[Start of Attachment]

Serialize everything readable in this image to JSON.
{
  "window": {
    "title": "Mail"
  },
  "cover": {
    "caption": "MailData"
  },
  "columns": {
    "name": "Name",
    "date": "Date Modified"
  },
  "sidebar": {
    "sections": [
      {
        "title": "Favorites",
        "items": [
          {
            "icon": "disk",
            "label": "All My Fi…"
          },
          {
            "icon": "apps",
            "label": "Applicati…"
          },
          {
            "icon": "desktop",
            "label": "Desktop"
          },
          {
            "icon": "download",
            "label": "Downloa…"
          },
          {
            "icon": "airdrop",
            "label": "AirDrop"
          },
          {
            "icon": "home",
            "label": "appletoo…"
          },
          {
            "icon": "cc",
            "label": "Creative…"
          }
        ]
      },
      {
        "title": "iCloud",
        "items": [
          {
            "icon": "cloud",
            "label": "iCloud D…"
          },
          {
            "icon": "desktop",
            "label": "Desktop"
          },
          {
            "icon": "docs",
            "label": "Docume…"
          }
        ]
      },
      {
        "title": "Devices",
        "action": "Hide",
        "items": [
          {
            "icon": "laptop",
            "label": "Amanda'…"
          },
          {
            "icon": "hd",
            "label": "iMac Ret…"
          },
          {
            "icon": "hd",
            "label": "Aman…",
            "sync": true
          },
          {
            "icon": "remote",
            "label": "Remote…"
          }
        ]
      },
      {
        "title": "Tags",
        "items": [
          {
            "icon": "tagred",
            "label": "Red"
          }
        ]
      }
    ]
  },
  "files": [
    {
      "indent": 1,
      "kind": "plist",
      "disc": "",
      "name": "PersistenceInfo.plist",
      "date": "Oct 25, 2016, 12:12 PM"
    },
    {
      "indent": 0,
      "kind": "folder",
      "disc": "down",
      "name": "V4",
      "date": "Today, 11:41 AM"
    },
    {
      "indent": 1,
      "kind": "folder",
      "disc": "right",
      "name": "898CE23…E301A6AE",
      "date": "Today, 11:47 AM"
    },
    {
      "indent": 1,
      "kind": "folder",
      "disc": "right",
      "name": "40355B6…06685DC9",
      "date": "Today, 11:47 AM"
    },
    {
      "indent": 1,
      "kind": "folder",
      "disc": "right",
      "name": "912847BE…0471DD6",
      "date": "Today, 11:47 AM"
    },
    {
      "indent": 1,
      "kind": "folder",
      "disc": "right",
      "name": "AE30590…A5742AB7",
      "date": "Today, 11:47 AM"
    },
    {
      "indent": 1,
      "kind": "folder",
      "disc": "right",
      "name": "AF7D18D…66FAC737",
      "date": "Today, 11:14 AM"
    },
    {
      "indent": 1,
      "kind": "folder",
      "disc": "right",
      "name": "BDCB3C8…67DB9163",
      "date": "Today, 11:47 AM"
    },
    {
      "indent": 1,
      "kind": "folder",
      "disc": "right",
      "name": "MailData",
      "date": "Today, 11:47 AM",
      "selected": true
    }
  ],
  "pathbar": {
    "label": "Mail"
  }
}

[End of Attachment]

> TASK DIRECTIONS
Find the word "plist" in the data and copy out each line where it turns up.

> SOLVED PROBLEM
      "kind": "plist",
      "name": "PersistenceInfo.plist",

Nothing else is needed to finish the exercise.